As you can see, these methods are almost entirely the same, but think about what effect the changing order has on traversing the Tree. Why might you use one method over the other?

## Key Concepts[edit]

- Binary Trees are identical to General Trees, except they have up to 2 Children only
- Binary Trees can have a Left Child and a Right Child
- Binary Search Trees are such that the Left Child is less in value than the Parent, and the Right Child is greater in value than the Parent
- Binary Search Trees are often used for their consistently fast times to perform operations

## Exercises[edit]
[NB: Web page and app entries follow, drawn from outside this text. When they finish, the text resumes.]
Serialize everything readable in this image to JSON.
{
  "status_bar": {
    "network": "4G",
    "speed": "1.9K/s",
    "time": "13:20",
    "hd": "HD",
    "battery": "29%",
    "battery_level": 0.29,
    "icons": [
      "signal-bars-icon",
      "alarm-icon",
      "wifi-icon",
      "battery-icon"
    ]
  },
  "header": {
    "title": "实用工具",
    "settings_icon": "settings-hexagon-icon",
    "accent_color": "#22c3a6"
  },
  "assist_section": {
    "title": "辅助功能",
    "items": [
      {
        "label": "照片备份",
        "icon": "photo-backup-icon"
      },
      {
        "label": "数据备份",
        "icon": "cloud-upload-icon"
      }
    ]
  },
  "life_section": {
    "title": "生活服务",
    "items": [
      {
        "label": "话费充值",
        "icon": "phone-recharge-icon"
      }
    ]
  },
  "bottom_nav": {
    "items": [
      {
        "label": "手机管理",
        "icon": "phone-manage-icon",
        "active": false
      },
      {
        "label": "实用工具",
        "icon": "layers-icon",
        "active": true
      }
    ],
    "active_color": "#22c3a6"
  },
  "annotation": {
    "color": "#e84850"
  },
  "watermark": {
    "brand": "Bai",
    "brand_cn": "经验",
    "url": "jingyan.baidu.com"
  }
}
- Analyze the different ways of traversing through a Binary Tree, see what effect this has on the order of the Nodes visited
- Try to make a function that can fill a Binary Search Tree of Integers with an array of Integers as the argument
- See what other ways you can make a Binary Tree using the features of Swift and try other implementations, analyze what effect, if any, this has on the end structure